News reports said federal prosecutors received a referral from Special Counsel Robert Mueller, who is charged with probing ties between President Trump and Russian operatives. However, the Cohen search isn’t directly related to Mueller’s investigation, the reports said.

Trump angrily criticized the raid, calling it a “disgraceful situation” and “an attack on our country.”

The Times story on the raid broke just ahead of the closing bell and appeared to add to a late round of selling. The stock market suffered its worst final hour of trade in about 6 ½ years, with the Dow Jones Industrial Average DJIA, +0.19% already in a downtrend in the final 120 minutes of trade, shedding the lion’s share of its gains by the end of the session. The Dow, S&P 500 index SPX, +0.33% and the Nasdaq Composite Index COMP, +0.51%  wrapped up Wednesday barely in the green.

“The stock market dropped a lot today as soon as they heard the noise, you know, of this nonsense that was going on,” Trump said late Monday, according to pool reports. “It dropped a lot. It was up — it was way up. It dropped quite a bit at the end. That we have to go through that.”

The Times reported that the records seized relate to Cohen’s $130,000 payment to adult-film star Stormy Daniels, who alleges she had an affair with the president and was paid for her silence, as well as emails, tax documents and business records.

Here’s how a few market participants said the late-Monday news was setting up trade in the coming session, given Wall Street’s recent bout of volatility tied to trade war concerns between the U.S. and China.

Investors react to Trump attorney raid

“I am a little bit concerned about this because it doesn’t bode well for [Trump]. This is not what the market needs,” said Robert Pavlik, chief investment strategist and portfolio manager at SlateStone Wealth LLC.

That said, he cautioned that it shouldn’t influence investors’ long-term strategies

“Do I allow it influence my long-term view on the market? No,” he said.

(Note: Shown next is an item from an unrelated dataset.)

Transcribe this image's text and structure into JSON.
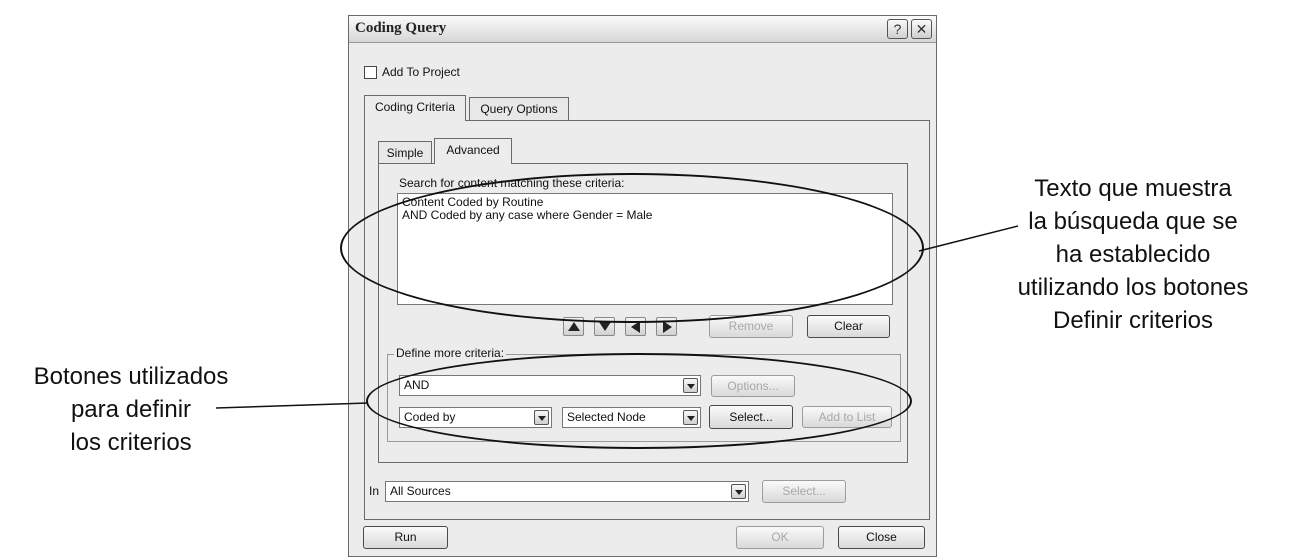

Jack Ablin, founder and CIO at Chicago-based Cresset Wealth Advisors, said: “Clearly investors are looking at it as an important risk. I think everyone is trying to connect the dots here and figure out where this stuff ends.

“I think this nearly a 400-point reversal in the period of an hour or two, I would call this a dramatic turn of events. I think it seems like the FBI is tightening the ring fence around Trump” Ablin said.

John Manley, senior portfolio strategist at Wells Fargo’s WellsCap’s Multi-Asset Solution Team said the market’s last minute of trading reflecting a dislike of uncertainty.

When the FBI “pries the lid a little bit more, you never know what genie will jump out,” Manley said. “I don’t know what’s going to happen tomorrow,” he said.

The strategist said the violent swings in the market of late are representative of the nervous environment that has come to typify Wall Street trade in 2018, with the Cboe Volatility Index VIX, +1.30% trading near its historic average around 20, compared with the mostly placid action in 2017.